#### PROBLEM TO WORK ON:
What lines in the records below mention "scroll"? List them all.

Component data from apps and pages:

= Beginning of Section =

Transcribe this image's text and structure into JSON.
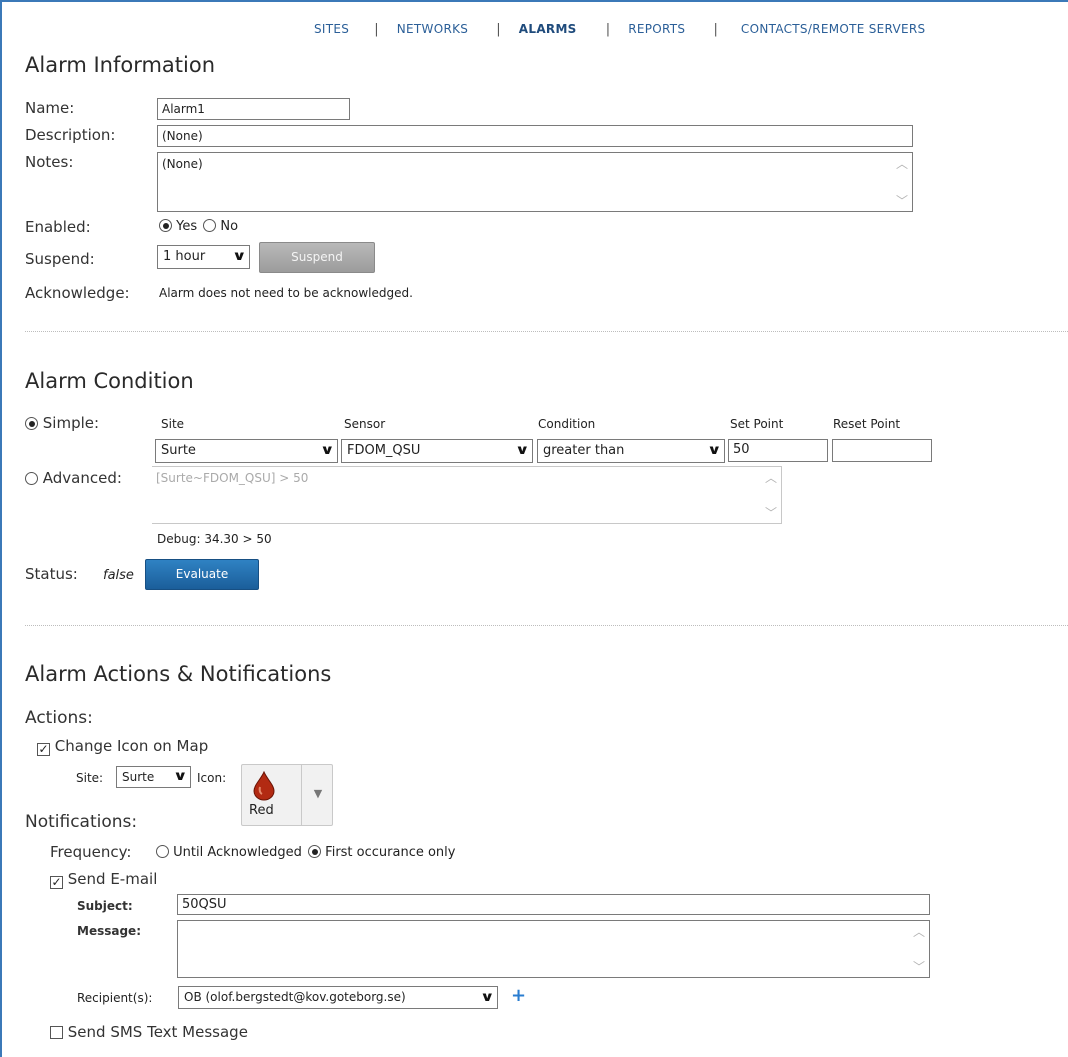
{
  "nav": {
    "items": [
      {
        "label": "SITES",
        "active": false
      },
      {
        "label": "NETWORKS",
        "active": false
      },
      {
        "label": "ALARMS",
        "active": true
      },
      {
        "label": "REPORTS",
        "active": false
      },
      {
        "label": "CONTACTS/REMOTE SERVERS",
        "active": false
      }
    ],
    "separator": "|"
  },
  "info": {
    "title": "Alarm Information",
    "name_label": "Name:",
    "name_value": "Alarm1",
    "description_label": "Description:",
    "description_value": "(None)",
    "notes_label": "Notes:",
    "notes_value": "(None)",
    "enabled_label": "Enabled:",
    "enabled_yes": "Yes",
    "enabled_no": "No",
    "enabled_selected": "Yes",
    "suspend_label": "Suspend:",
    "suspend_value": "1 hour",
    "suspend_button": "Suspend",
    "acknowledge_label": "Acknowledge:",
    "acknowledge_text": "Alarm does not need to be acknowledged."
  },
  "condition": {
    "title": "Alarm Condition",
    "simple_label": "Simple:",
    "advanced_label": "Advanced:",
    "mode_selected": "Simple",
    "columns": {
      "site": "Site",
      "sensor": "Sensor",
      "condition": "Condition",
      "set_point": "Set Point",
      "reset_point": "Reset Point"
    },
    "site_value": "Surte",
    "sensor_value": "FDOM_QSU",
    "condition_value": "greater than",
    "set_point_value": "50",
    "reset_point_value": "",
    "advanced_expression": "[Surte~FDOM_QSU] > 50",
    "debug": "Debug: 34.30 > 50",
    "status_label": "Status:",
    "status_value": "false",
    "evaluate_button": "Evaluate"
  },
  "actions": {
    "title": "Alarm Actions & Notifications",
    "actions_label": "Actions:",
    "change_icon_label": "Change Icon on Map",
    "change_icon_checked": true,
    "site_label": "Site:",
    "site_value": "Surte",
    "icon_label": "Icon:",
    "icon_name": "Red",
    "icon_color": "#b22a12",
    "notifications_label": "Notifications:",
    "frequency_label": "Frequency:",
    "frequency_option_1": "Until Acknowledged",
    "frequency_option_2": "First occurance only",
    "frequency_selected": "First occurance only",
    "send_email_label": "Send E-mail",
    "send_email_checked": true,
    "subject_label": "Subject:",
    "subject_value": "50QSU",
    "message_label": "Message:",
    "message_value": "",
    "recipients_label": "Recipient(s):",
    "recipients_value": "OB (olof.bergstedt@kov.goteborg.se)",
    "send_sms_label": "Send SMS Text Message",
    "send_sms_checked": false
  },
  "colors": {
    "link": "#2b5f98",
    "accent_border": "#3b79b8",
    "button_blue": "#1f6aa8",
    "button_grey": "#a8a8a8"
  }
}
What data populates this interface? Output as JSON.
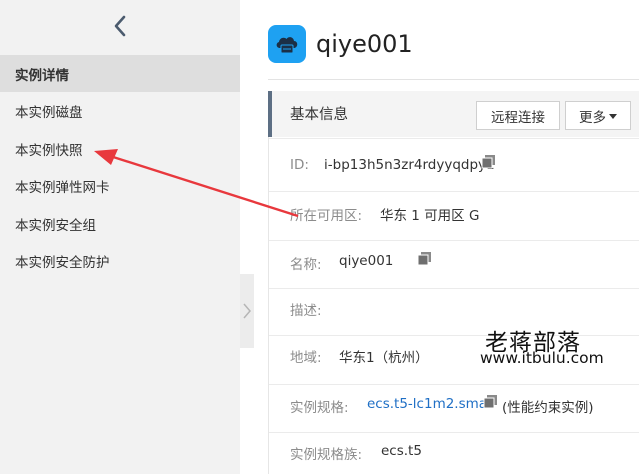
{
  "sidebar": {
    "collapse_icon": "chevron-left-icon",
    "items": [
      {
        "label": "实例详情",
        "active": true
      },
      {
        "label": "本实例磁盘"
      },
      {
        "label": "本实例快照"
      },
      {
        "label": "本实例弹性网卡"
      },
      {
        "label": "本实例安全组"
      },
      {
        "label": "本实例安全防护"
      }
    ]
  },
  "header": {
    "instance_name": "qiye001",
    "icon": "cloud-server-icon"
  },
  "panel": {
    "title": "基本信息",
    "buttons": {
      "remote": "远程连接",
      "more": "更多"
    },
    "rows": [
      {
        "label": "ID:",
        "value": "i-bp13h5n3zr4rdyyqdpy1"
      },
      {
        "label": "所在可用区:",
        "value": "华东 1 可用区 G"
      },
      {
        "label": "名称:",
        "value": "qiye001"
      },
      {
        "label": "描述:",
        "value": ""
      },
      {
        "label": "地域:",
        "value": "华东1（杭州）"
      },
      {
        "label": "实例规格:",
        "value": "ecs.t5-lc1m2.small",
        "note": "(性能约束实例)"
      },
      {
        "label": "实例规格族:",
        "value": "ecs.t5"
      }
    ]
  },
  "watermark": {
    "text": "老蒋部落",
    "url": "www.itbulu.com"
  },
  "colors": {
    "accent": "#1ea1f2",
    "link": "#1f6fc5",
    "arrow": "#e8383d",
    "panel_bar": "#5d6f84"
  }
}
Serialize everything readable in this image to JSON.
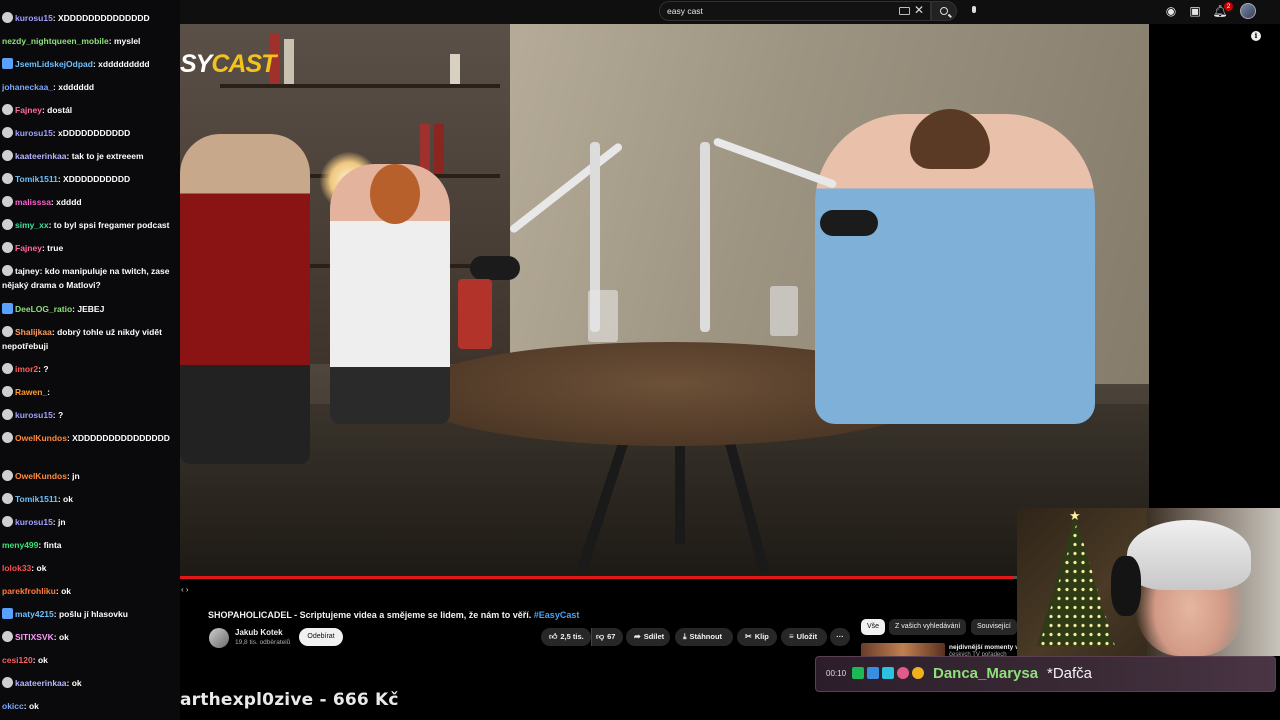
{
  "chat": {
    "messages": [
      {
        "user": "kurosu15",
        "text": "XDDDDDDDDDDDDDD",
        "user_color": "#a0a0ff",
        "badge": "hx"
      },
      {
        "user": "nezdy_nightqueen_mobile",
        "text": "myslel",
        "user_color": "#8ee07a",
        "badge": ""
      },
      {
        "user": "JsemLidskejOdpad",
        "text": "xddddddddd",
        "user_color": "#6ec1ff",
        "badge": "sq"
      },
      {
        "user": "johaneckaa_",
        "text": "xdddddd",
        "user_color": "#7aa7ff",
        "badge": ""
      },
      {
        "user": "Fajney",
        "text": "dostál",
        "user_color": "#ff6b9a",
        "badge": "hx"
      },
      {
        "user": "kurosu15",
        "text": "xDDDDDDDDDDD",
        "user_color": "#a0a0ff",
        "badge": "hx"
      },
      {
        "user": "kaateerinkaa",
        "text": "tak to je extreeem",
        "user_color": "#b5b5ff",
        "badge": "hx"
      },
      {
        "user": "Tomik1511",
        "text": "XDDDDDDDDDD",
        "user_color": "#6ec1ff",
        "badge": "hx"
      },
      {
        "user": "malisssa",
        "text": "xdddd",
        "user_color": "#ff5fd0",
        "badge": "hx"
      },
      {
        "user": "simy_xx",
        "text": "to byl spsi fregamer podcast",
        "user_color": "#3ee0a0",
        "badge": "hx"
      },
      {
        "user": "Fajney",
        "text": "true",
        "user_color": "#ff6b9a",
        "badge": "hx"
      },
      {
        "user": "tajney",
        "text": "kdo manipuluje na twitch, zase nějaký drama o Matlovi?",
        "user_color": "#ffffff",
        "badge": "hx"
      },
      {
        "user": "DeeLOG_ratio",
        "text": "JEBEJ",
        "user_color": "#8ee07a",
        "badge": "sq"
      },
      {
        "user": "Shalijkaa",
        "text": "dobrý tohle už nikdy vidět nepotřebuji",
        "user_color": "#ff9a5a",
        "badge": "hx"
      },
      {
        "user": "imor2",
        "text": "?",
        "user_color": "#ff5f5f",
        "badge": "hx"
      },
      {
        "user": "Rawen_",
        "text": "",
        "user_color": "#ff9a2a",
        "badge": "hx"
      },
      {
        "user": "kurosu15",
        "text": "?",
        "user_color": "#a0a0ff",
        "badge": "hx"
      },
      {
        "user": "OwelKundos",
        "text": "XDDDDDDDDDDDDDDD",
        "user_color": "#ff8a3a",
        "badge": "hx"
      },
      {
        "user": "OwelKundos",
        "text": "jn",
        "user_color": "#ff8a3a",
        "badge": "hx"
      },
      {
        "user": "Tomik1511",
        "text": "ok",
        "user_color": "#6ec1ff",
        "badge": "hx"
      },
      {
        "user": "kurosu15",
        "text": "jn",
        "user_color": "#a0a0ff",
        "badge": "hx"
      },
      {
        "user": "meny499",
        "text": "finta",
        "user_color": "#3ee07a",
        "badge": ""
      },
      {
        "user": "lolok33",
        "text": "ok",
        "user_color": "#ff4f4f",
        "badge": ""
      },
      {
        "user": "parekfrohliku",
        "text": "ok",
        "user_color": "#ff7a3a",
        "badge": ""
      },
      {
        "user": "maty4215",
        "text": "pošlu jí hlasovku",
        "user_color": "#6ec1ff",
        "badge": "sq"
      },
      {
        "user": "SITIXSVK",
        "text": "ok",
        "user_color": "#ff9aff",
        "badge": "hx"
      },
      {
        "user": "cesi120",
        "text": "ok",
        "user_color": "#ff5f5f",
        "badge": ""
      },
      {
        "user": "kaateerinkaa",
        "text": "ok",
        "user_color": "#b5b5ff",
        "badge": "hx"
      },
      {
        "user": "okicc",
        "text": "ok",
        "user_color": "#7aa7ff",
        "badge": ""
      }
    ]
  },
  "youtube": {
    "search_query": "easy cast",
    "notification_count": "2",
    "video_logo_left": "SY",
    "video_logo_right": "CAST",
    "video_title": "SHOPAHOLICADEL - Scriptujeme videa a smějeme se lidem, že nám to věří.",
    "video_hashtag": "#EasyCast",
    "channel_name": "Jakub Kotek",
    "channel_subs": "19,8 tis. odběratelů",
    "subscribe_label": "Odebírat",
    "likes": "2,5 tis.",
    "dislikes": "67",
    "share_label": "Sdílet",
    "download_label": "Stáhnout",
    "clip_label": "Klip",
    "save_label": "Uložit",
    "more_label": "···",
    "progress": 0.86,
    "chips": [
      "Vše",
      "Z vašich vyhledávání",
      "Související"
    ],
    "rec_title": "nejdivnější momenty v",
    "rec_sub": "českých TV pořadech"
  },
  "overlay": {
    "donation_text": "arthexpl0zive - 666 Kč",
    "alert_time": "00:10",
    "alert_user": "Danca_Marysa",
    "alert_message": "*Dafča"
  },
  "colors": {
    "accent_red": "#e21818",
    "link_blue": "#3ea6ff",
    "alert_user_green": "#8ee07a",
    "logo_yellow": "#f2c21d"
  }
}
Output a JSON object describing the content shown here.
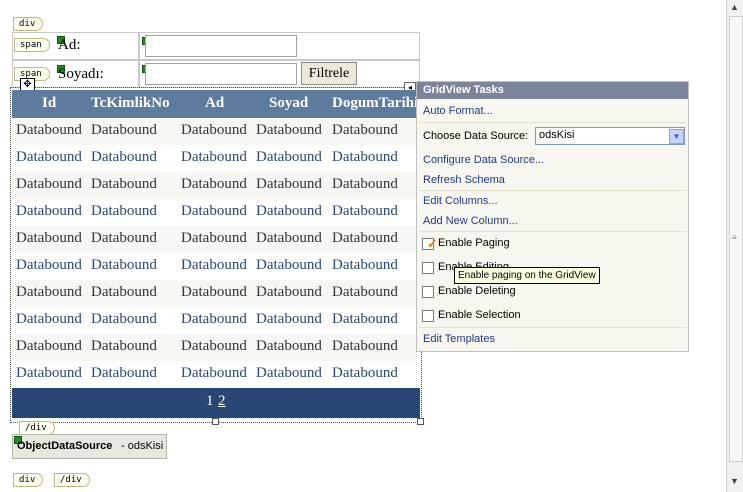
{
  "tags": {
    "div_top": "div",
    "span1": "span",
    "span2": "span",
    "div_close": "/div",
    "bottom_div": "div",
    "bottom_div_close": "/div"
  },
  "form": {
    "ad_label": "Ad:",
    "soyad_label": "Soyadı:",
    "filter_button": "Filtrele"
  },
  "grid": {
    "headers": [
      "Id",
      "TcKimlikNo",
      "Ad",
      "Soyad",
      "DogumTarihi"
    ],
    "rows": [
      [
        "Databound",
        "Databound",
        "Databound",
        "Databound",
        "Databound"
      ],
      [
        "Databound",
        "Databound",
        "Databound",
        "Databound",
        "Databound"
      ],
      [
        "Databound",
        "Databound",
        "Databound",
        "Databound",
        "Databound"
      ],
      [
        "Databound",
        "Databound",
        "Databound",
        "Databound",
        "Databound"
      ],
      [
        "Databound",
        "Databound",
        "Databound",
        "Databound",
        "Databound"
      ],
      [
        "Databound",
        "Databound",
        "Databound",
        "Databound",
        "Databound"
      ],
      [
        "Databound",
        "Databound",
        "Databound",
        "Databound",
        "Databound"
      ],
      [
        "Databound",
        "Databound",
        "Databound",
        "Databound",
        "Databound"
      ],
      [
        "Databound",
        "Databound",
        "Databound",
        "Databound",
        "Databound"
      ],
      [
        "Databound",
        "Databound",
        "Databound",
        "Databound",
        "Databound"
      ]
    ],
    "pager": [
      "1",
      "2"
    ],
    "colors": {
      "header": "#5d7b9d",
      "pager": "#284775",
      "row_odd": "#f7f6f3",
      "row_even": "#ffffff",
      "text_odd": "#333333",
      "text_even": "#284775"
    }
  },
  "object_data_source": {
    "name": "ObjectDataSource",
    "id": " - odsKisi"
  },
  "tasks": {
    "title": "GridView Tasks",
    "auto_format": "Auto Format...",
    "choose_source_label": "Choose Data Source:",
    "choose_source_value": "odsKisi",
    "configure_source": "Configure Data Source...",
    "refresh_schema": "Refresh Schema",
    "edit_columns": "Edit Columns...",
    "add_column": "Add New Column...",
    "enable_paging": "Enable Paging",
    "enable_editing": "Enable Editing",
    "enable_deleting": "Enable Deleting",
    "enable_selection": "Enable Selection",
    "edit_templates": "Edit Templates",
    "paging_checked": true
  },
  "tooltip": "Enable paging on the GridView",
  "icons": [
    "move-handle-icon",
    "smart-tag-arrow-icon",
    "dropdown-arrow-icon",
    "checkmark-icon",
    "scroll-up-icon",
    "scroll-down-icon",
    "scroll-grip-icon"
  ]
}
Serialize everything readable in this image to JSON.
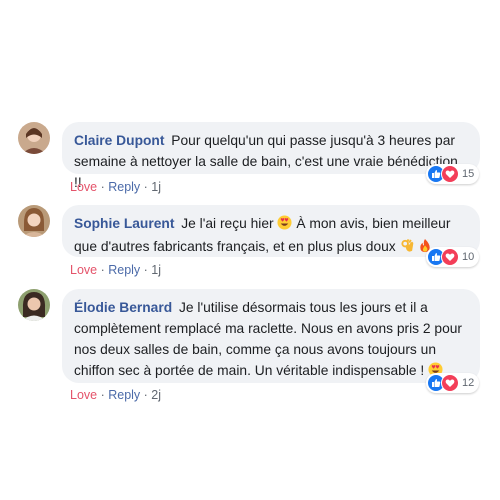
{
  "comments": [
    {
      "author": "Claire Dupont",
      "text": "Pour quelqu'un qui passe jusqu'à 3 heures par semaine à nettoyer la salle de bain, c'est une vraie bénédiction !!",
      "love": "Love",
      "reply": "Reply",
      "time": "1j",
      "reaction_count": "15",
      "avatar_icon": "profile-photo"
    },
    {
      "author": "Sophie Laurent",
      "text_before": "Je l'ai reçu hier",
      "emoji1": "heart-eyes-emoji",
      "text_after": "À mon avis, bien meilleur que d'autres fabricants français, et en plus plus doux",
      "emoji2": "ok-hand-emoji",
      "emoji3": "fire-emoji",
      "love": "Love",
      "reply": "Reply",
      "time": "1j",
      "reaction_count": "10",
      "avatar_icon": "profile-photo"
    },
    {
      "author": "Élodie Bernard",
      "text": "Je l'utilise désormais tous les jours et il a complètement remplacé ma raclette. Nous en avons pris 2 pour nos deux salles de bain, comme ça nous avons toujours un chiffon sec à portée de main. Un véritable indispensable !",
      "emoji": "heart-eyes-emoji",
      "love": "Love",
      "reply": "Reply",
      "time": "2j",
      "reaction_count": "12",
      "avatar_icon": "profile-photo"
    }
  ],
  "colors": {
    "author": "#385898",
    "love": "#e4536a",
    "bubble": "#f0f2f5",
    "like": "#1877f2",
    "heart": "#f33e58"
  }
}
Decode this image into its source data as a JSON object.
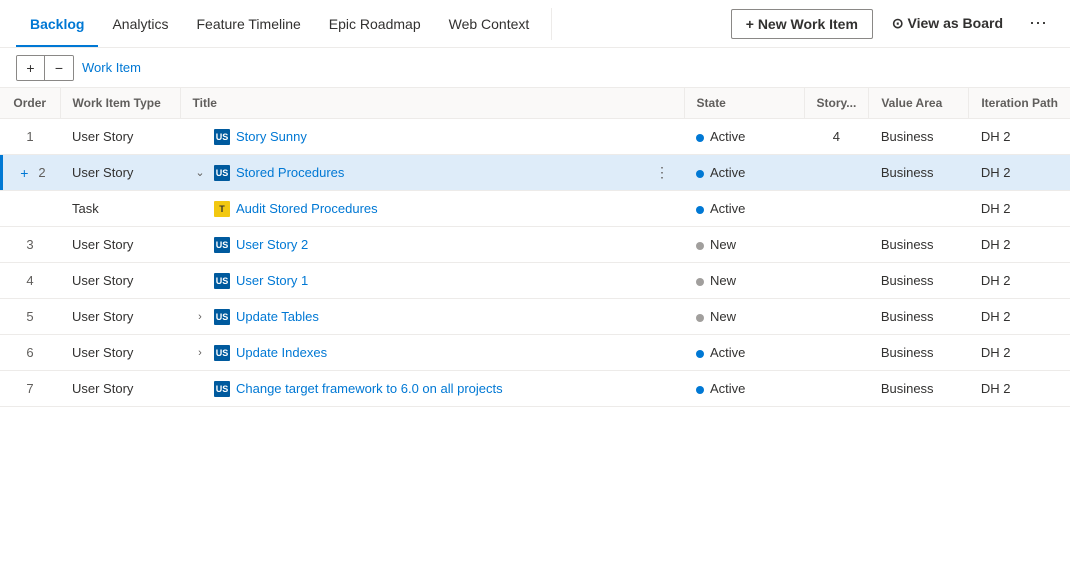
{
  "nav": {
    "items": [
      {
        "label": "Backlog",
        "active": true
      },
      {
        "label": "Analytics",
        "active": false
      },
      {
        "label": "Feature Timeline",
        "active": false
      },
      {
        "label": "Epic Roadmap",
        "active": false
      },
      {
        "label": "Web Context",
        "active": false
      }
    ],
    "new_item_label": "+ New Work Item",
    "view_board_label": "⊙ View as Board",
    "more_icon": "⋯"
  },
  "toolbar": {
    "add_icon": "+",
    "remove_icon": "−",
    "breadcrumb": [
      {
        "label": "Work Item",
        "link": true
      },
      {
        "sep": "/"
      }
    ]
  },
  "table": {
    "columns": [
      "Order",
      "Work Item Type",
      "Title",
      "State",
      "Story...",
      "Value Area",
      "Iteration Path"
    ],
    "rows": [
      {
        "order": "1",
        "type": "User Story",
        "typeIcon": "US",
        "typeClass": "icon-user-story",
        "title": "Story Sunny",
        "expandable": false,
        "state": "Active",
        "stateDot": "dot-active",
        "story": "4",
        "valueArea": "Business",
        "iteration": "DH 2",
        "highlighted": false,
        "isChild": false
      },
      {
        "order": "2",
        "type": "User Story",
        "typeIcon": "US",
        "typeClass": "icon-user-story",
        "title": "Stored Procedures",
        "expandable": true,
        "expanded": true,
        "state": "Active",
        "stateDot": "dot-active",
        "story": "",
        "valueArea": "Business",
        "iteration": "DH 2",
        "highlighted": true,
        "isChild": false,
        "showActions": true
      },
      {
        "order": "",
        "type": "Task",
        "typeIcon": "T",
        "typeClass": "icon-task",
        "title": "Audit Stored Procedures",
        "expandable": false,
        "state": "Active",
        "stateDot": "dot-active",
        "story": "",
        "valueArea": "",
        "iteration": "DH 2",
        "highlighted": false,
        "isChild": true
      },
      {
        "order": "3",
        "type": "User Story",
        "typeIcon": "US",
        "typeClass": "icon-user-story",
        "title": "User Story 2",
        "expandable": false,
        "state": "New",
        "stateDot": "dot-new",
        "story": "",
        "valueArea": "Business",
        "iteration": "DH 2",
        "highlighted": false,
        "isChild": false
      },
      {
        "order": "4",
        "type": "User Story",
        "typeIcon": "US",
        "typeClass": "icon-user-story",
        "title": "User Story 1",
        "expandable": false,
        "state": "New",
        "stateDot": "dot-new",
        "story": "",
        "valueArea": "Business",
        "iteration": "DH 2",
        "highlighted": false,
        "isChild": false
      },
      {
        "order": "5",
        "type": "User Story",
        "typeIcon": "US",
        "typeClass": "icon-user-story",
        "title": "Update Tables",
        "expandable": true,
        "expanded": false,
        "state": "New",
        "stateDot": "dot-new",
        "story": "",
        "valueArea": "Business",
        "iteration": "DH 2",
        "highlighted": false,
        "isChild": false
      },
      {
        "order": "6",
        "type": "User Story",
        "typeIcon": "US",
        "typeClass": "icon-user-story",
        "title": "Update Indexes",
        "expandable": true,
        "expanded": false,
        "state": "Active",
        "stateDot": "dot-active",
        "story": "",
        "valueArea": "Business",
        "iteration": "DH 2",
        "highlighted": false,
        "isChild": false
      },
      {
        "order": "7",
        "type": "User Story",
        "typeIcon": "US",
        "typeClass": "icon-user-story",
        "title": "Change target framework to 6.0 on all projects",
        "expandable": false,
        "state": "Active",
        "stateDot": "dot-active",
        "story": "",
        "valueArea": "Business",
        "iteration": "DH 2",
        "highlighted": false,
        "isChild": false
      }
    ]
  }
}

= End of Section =

#### ANSWER TO THE EXERCISE:
    "scroll-up-icon",
    "scroll-down-icon",
    "scroll-grip-icon"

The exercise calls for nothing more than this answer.